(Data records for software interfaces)
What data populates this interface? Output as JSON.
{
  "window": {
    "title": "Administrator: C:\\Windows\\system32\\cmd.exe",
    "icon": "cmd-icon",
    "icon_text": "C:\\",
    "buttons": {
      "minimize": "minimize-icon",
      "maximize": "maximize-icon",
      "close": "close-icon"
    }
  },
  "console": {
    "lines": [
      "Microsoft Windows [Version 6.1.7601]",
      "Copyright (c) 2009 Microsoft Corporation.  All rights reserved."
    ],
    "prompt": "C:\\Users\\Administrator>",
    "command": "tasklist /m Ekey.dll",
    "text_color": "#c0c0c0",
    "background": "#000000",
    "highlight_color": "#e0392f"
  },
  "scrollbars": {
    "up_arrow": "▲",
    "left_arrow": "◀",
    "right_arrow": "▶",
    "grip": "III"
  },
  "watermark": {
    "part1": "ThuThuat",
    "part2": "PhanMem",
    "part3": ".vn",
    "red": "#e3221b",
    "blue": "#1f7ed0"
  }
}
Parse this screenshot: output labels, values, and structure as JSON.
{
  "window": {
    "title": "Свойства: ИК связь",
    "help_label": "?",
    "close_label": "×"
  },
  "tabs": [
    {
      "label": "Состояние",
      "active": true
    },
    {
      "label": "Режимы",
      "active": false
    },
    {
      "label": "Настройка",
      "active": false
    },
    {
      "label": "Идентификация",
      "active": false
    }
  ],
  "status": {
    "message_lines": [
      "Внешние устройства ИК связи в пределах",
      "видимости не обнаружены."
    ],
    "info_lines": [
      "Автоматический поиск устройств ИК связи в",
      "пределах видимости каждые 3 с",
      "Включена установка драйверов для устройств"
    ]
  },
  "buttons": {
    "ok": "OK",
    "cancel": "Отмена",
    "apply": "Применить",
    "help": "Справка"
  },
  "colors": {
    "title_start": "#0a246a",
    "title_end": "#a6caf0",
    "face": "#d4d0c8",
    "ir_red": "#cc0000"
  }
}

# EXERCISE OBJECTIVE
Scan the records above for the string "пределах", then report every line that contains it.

# WRITTEN ANSWER
      "Внешние устройства ИК связи в пределах",
      "пределах видимости каждые 3 с",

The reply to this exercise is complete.